A simple exercise from sitting can lower blood sugar and burn fat

Please take a seat; It can prove to be healthy! Sitting in a chair may further lower blood sugar and Avoid type 2 diabetes Than to go for a walk or run. By performing a special type of exercise using a muscle in your lower legYou can boost your metabolic health, says University of Houston Professor of Health and Human Performance Mark Hamilton, Ph.D. Are you intrigued? If so, keep reading to learn more about this simple sitting exercise that can lower blood sugar and burn fat.

Don’t expect to sweat – the “sole press exercise” is performed while seated.

Mature man sitting in a chair happy texting
stock struggle

a recent study Published in the magazine iScience It is suggested that this leg exercise improves blood sugar regulation better than traditional methods. This includes weight loss, diet, and the daily 30 minutes of low- to moderate-intensity exercise recommended to lower your risk of type 2 diabetes. Hamilton calls the metabolic-boosting technique a “sole press,” but don’t expect to sweat while doing it. You are actually doing this “pushup” while sitting. This is the beauty of exercise! Americans spend an average of 10 hours a day sitting, according to the University of Houston, while they may only spend a small portion of their waking hours engaged in physical activity.

Related: Trainer says the #1 strength exercise to restore muscle mass as you age

The soleus muscle plays a major role in walking, running, and standing.

The back of the legs of a woman running on a treadmill
stock struggle

The soleus muscle is located at the back of your lower leg. This strong muscle plays a role in walking and running, according to Ferrywell Healthbut its biggest task is It prevents you from falling forward while standing. Unlike most muscles that use stored carbohydrates for fuel, soles are not completely dependent on muscle glycogen. Instead, it uses a mixture of fuels from the blood, namely glucose, and blood fats called lipoproteins. As Hamilton puts it on file Report of the University of Houston, “When the soleus muscle is properly activated, it can raise local oxidative metabolism to high levels for hours, not just minutes, and this is done with a different fuel mixture.”

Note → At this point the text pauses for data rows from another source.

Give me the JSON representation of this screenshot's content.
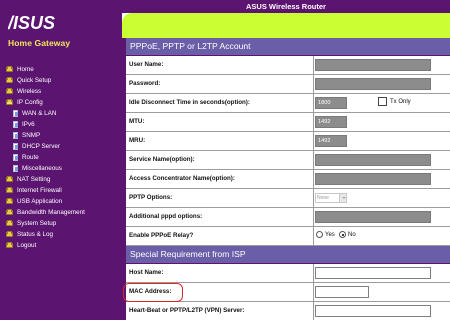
{
  "header": {
    "title": "ASUS Wireless Router",
    "logo_text": "/ISUS",
    "subtitle": "Home Gateway"
  },
  "sidebar": {
    "items": [
      {
        "label": "Home",
        "type": "folder"
      },
      {
        "label": "Quick Setup",
        "type": "folder"
      },
      {
        "label": "Wireless",
        "type": "folder"
      },
      {
        "label": "IP Config",
        "type": "folder-open"
      },
      {
        "label": "WAN & LAN",
        "type": "page"
      },
      {
        "label": "IPv6",
        "type": "page"
      },
      {
        "label": "SNMP",
        "type": "page"
      },
      {
        "label": "DHCP Server",
        "type": "page"
      },
      {
        "label": "Route",
        "type": "page"
      },
      {
        "label": "Miscellaneous",
        "type": "page"
      },
      {
        "label": "NAT Setting",
        "type": "folder"
      },
      {
        "label": "Internet Firewall",
        "type": "folder"
      },
      {
        "label": "USB Application",
        "type": "folder"
      },
      {
        "label": "Bandwidth Management",
        "type": "folder"
      },
      {
        "label": "System Setup",
        "type": "folder"
      },
      {
        "label": "Status & Log",
        "type": "folder"
      },
      {
        "label": "Logout",
        "type": "folder"
      }
    ]
  },
  "pppoe": {
    "section_title": "PPPoE, PPTP or L2TP Account",
    "user_name_label": "User Name:",
    "password_label": "Password:",
    "idle_label": "Idle Disconnect Time in seconds(option):",
    "idle_value": "1800",
    "tx_only_label": "Tx Only",
    "tx_only_checked": false,
    "mtu_label": "MTU:",
    "mtu_value": "1492",
    "mru_label": "MRU:",
    "mru_value": "1492",
    "service_name_label": "Service Name(option):",
    "ac_name_label": "Access Concentrator Name(option):",
    "pptp_options_label": "PPTP Options:",
    "pptp_options_value": "None",
    "additional_pppd_label": "Additional pppd options:",
    "relay_label": "Enable PPPoE Relay?",
    "relay_yes": "Yes",
    "relay_no": "No",
    "relay_selected": "No"
  },
  "isp": {
    "section_title": "Special Requirement from ISP",
    "host_name_label": "Host Name:",
    "mac_address_label": "MAC Address:",
    "heartbeat_label": "Heart-Beat or PPTP/L2TP (VPN) Server:"
  },
  "colors": {
    "sidebar_bg": "#5b1470",
    "accent_green": "#ccff33",
    "section_header": "#6b5ea8",
    "highlight": "#d9252a",
    "subtitle": "#f3e75a"
  }
}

University of Houston researchers tested sedentary participants who performed a sole push-up exercise after drinking a glucose drink. Hamilton’s experiments indicate that people can lower their blood glucose by 52% with a single session of sole muscle contractions. The study also showed that exercise reduced the amount of insulin secreted by the pancreas by 60%.

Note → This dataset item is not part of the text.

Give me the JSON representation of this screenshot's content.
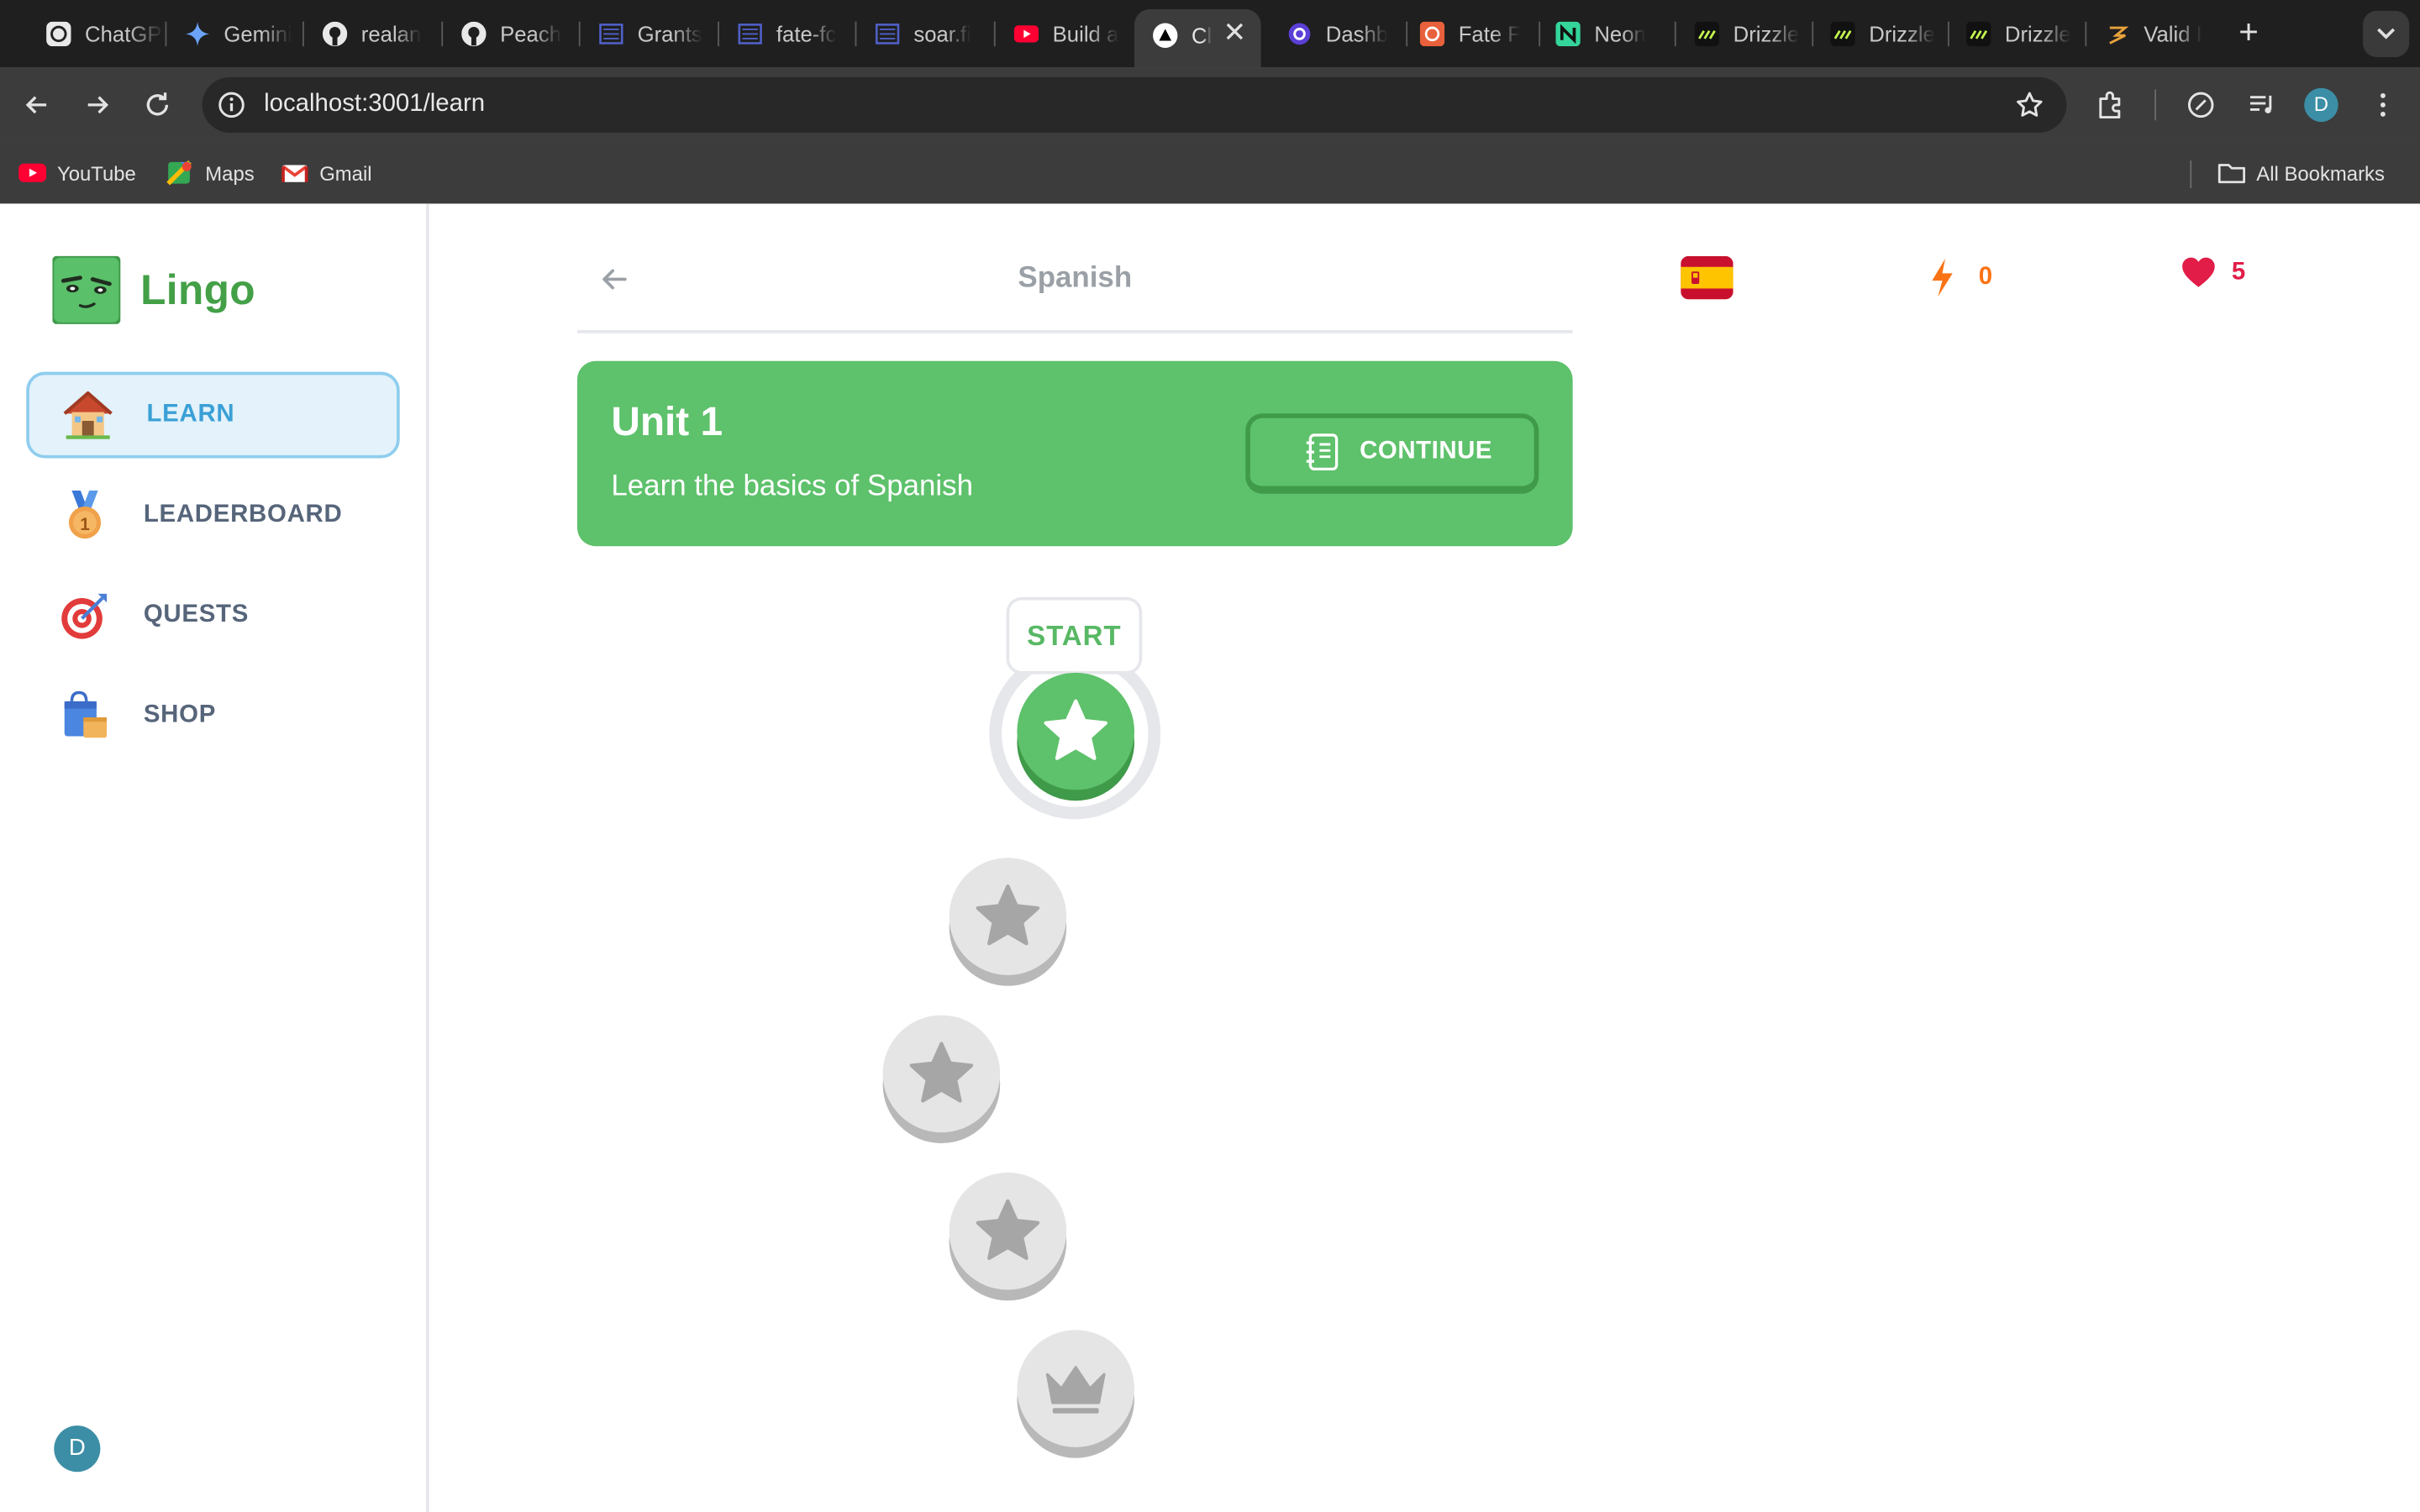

Hamilton reveals in University of Houston video. “We don’t know of any treatment approach, even the most powerful drug, that comes close to raising the metabolic rate as much as activating 1% of body weight through sustained soleus contractions.”

Additionally, the study found that maintaining soleus muscle activation was effective at doubling the typical rate of fat metabolism, and reducing triglyceride levels in the blood.

Here’s how you can perform the sole press exercise.

Sit on a chair with your feet flat on the floor and your body relaxed. Keeping the front of your foot on the floor, raise your heels to their full range of motion. Release to allow your heels to return to the floor. Then repeat.

Before you start raising heels at your work desk, there is a caveat. “The outsole push-up looks simple on the outside, but sometimes what we see with the naked eye isn’t the whole story. It’s a very specific movement that now requires wearable technology and expertise to improve the health benefits,” explains Hamilton.

Researchers are working on guides to teach the correct technique without using specialized equipment. Meanwhile, Hamilton hopes his research will draw attention to the overlooked potential of targeting small, highly oxidized muscles with contractions as a way to improve glycemic control in sedentary populations.

“It’s like we’ve discovered a new organ,” Hamilton says in the video. “While they exist, we’ve seen them, but we didn’t know how to use them properly to improve our health.”

Jeff Csatari

Jeff Csatari, contributing writer for Eat This, Not That!, is responsible for editing galvanized media books and magazines and advising journalism students through the Zinczenko New Media Center at Moravian University in Bethlehem, Pennsylvania. Read more about Jeff

Leave a Comment